It was inevitable, I suppose. I have become so emotionally healthy, I’m starting to have panic attacks.
It started in the early ’90s. Those years seemed to be a renaissance for personal growth: Everyone I knew was in therapy or a 12-step group. And thus began my own quest for self-improvement. I wanted to be part of the gang. Our parties, our coffee dates, our walks around the lake—even just running into each other at the grocery store—all were psychological Algonquin roundtables, profuse with feelings and baggage and boundaries and discoveries.
We had so many feelings. About everything. All the time. Plenty of them! In fact, I brought extra in case someone didn’t have enough. Here, let me box some up for you to take home!
And issues. So many issues. Many of us had been diagnosed—either formally by a therapist or casually by a friend—as codependent. We might have been hard-pressed to define what that was exactly, but, like the Supreme Court’s stand on pornography, we knew it when we saw it. I once had a heated exchange of “feelings” with a friend, who then accused me of being codependent. In tears, I hollered that if I was, she had started it. The irony, sadly, was lost on me.
There was no incident so minor nor so routine that some hidden meaning couldn’t be mined from it. I remember starting to get paranoid that perhaps the manner in which I folded laundry belied a suppressed rage about some unresolved issue. I just wasn’t sure what it might actually be. We were frothy with revelations about ourselves, but there was a lot of pressure to keep up with the Joneses when it came to one’s personal breakthroughs. Sometimes I grasped at straws just to keep up: “I realized it was okay not to like rhubarb!
“And if my mother doesn’t approve of me not liking rhubarb, that’s okay, too!”
We saw our therapists, and we compared our therapists. (Many of my visits consisted of working through feelings of envy about other people having better Higher Powers than mine.) We routinely psychoanalyzed each other, and swapped our therapists’ advice like a cookie exchange. Anyone who was okay with themselves or their life seemed terribly sad and we spoke knowingly about the obvious denial of baggage. We reminded each other: progress, not perfection. But what is progress if not the pursuit of some perfection?
What a time it was. What an exhausting, draining, soul-sapping time. We had no time for superfluous activities like actually living life. We were lucky if we could fit in the microwaving of some pizza rolls around all the self-actualization.

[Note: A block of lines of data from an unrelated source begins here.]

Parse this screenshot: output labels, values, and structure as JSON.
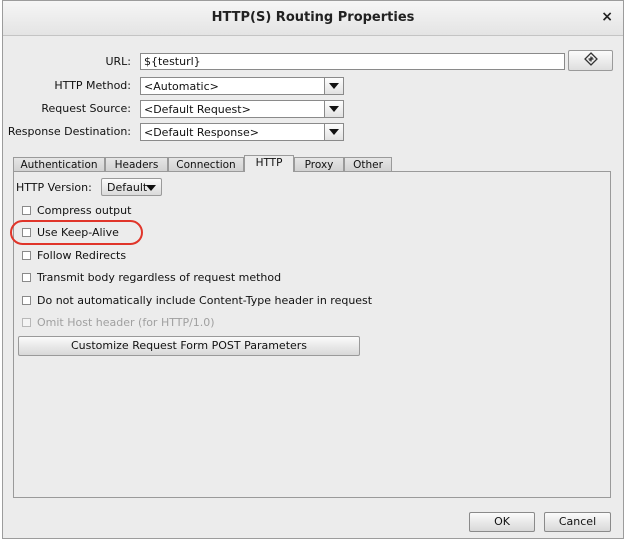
{
  "window": {
    "title": "HTTP(S) Routing Properties",
    "close_glyph": "×"
  },
  "form": {
    "url_label": "URL:",
    "url_value": "${testurl}",
    "method_label": "HTTP Method:",
    "method_value": "<Automatic>",
    "source_label": "Request Source:",
    "source_value": "<Default Request>",
    "destination_label": "Response Destination:",
    "destination_value": "<Default Response>"
  },
  "tabs": [
    {
      "label": "Authentication",
      "active": false
    },
    {
      "label": "Headers",
      "active": false
    },
    {
      "label": "Connection",
      "active": false
    },
    {
      "label": "HTTP",
      "active": true
    },
    {
      "label": "Proxy",
      "active": false
    },
    {
      "label": "Other",
      "active": false
    }
  ],
  "http_tab": {
    "version_label": "HTTP Version:",
    "version_value": "Default",
    "options": [
      {
        "label": "Compress output",
        "checked": false,
        "enabled": true
      },
      {
        "label": "Use Keep-Alive",
        "checked": false,
        "enabled": true,
        "highlighted": true
      },
      {
        "label": "Follow Redirects",
        "checked": false,
        "enabled": true
      },
      {
        "label": "Transmit body regardless of request method",
        "checked": false,
        "enabled": true
      },
      {
        "label": "Do not automatically include Content-Type header in request",
        "checked": false,
        "enabled": true
      },
      {
        "label": "Omit Host header (for HTTP/1.0)",
        "checked": false,
        "enabled": false
      }
    ],
    "customize_button": "Customize Request Form POST Parameters"
  },
  "footer": {
    "ok_label": "OK",
    "cancel_label": "Cancel"
  },
  "colors": {
    "highlight_ring": "#e0352a",
    "dialog_bg": "#ececec"
  },
  "icons": {
    "url_button_icon": "context-variable-icon"
  }
}
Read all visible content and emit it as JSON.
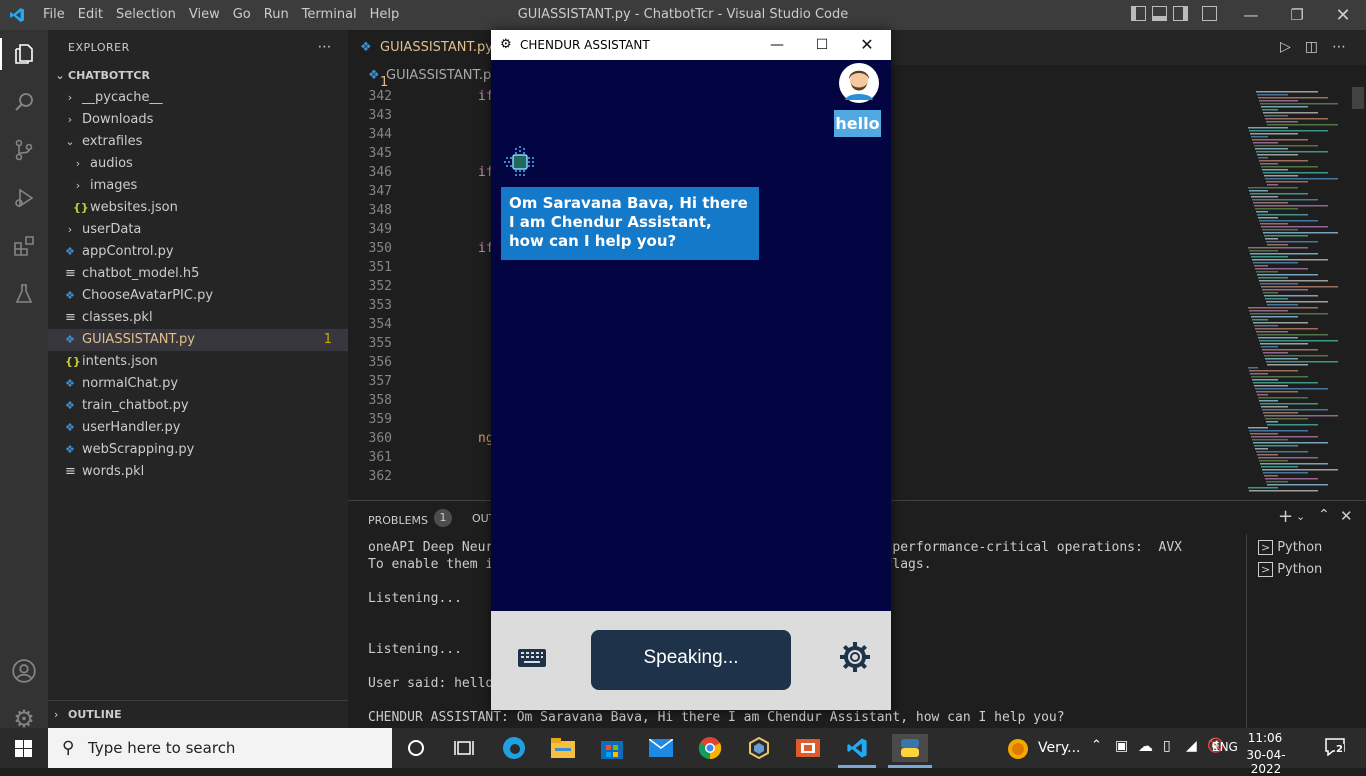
{
  "window": {
    "title": "GUIASSISTANT.py - ChatbotTcr - Visual Studio Code",
    "menus": [
      "File",
      "Edit",
      "Selection",
      "View",
      "Go",
      "Run",
      "Terminal",
      "Help"
    ]
  },
  "explorer": {
    "header": "EXPLORER",
    "project": "CHATBOTTCR",
    "outline": "OUTLINE",
    "items": [
      {
        "label": "__pycache__",
        "type": "folder",
        "depth": 1,
        "expanded": false
      },
      {
        "label": "Downloads",
        "type": "folder",
        "depth": 1,
        "expanded": false
      },
      {
        "label": "extrafiles",
        "type": "folder",
        "depth": 1,
        "expanded": true
      },
      {
        "label": "audios",
        "type": "folder",
        "depth": 2,
        "expanded": false
      },
      {
        "label": "images",
        "type": "folder",
        "depth": 2,
        "expanded": false
      },
      {
        "label": "websites.json",
        "type": "json",
        "depth": 2
      },
      {
        "label": "userData",
        "type": "folder",
        "depth": 1,
        "expanded": false
      },
      {
        "label": "appControl.py",
        "type": "py",
        "depth": 1
      },
      {
        "label": "chatbot_model.h5",
        "type": "file",
        "depth": 1
      },
      {
        "label": "ChooseAvatarPIC.py",
        "type": "py",
        "depth": 1
      },
      {
        "label": "classes.pkl",
        "type": "file",
        "depth": 1
      },
      {
        "label": "GUIASSISTANT.py",
        "type": "py",
        "depth": 1,
        "selected": true,
        "badge": "1"
      },
      {
        "label": "intents.json",
        "type": "json",
        "depth": 1
      },
      {
        "label": "normalChat.py",
        "type": "py",
        "depth": 1
      },
      {
        "label": "train_chatbot.py",
        "type": "py",
        "depth": 1
      },
      {
        "label": "userHandler.py",
        "type": "py",
        "depth": 1
      },
      {
        "label": "webScrapping.py",
        "type": "py",
        "depth": 1
      },
      {
        "label": "words.pkl",
        "type": "file",
        "depth": 1
      }
    ]
  },
  "editor": {
    "tab": "GUIASSISTANT.py 1",
    "breadcrumb": "GUIASSISTANT.py",
    "line_numbers": [
      "342",
      "343",
      "344",
      "345",
      "346",
      "347",
      "348",
      "349",
      "350",
      "351",
      "352",
      "353",
      "354",
      "355",
      "356",
      "357",
      "358",
      "359",
      "360",
      "361",
      "362"
    ],
    "lines": [
      "if",
      "",
      "",
      "",
      "if",
      "",
      "",
      "",
      "if",
      "",
      "",
      "",
      "",
      "",
      "",
      "",
      "d)",
      "",
      "nged my voice. How may I help you?\", True, Tru",
      "",
      ""
    ]
  },
  "panel": {
    "problems_label": "PROBLEMS",
    "problems_count": "1",
    "output_label": "OUT",
    "terminal_lines": [
      "oneAPI Deep Neural                                      uctions in performance-critical operations:  AVX",
      "To enable them in                                      e compiler flags.",
      "",
      "Listening...",
      "",
      "",
      "Listening...",
      "",
      "User said: hello",
      "",
      "CHENDUR ASSISTANT: Om Saravana Bava, Hi there I am Chendur Assistant, how can I help you?"
    ],
    "terminals": [
      "Python",
      "Python"
    ]
  },
  "chat": {
    "title": "CHENDUR ASSISTANT",
    "user_message": "hello",
    "bot_message": "Om Saravana Bava, Hi there I am Chendur Assistant, how can I help you?",
    "speak_button": "Speaking..."
  },
  "taskbar": {
    "search_placeholder": "Type here to search",
    "weather": "Very...",
    "lang": "ENG",
    "time": "11:06",
    "date": "30-04-2022",
    "notifications": "2"
  }
}
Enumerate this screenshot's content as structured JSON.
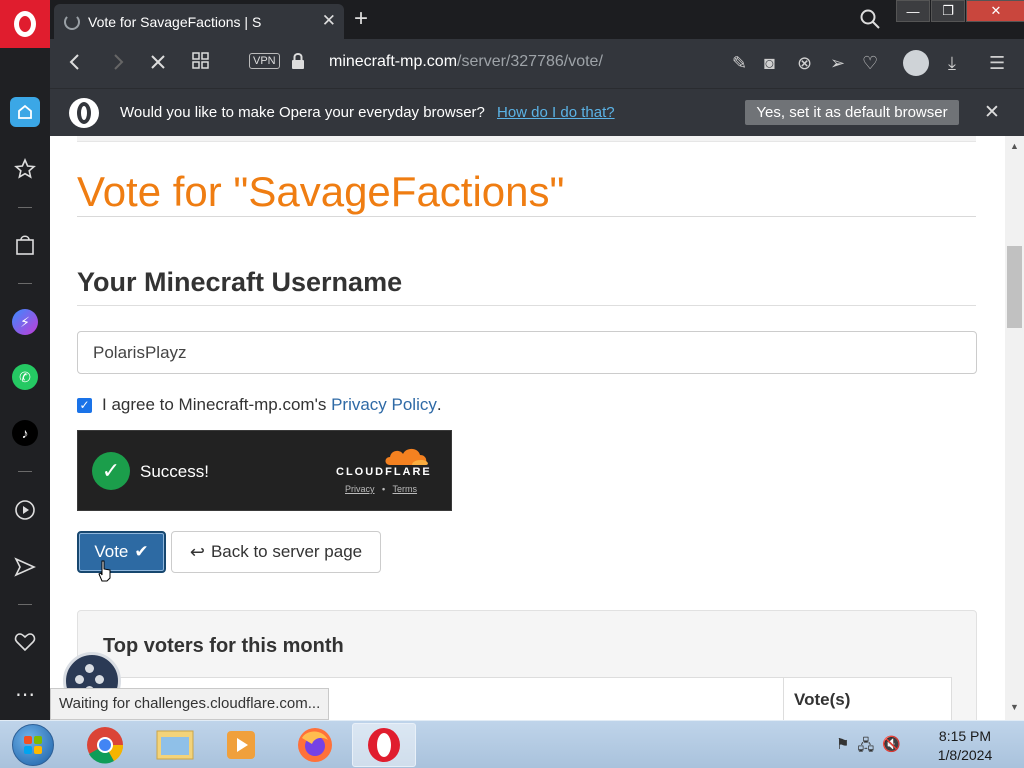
{
  "browser": {
    "tab_title": "Vote for SavageFactions | S",
    "vpn_label": "VPN",
    "url_host": "minecraft-mp.com",
    "url_path": "/server/327786/vote/",
    "window_buttons": {
      "minimize": "—",
      "restore": "❐",
      "close": "✕"
    }
  },
  "infobar": {
    "message": "Would you like to make Opera your everyday browser?",
    "link": "How do I do that?",
    "button": "Yes, set it as default browser",
    "close": "✕"
  },
  "page": {
    "title": "Vote for \"SavageFactions\"",
    "username_heading": "Your Minecraft Username",
    "username_value": "PolarisPlayz",
    "agree_text": "I agree to Minecraft-mp.com's ",
    "privacy_link": "Privacy Policy",
    "agree_period": ".",
    "captcha": {
      "status": "Success!",
      "brand": "CLOUDFLARE",
      "privacy": "Privacy",
      "dot": "•",
      "terms": "Terms"
    },
    "vote_button": "Vote",
    "back_button": "Back to server page",
    "top_voters_title": "Top voters for this month",
    "votes_column": "Vote(s)"
  },
  "status_bar": "Waiting for challenges.cloudflare.com...",
  "taskbar": {
    "time": "8:15 PM",
    "date": "1/8/2024"
  },
  "colors": {
    "opera_red": "#e01d2e",
    "title_orange": "#ef7d12",
    "vote_blue": "#2d6aa3",
    "link_blue": "#2f6aa6",
    "success_green": "#1b9e4b"
  }
}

All this came to mind recently when I realized how far behind I’d gotten in constantly assessing my various shortcomings. When I took stock, I realized it was almost as if I wasn’t…discontent. Naturally, it was difficult to face but there it was. I was married to an excellent fellow. I had a wonderful family and terrific friends. I had work that I loved. It was almost as if I was—dare I say it?—enjoying life. Good gravy, how much worse could it get?
And I panicked. If I wasn’t vexed and fretting about something, anything, there had to be something seriously wrong. Had I become shallow? But if I was self-aware enough to contemplate my own lack of depth, did that in fact make me deep? And if I wasn’t taking everything personally and harboring grudges, what would I do with all my free time?
We all know the idiom, “Is the glass half empty or half full?” My response has always been, “Glass? Where’d you get the glass? Am I supposed to have a glass?” I am wont to miss the point of everything.
I laugh at myself to realize this, and I laugh to recollect how fraught those years were. We were house-flippers. We worked frenetically to remodel ourselves, and it was only then that we could be put on the market. Only then could we properly inhabit ourselves. I can’t divest myself of the imprint left by that era and the luxury I had of such navel-gazing. But I wonder if it is simply the passing of almost 20 years that brings with it a more temperate view of life.
I am so lucky my life went on as I was trying so hard to figure it all out. And when I am fretting about things either going well or going badly, there’s one thing I’ve come to understand in my middle age: Whatever it is, it too shall pass. And that it’s okay if I don’t like rhubarb.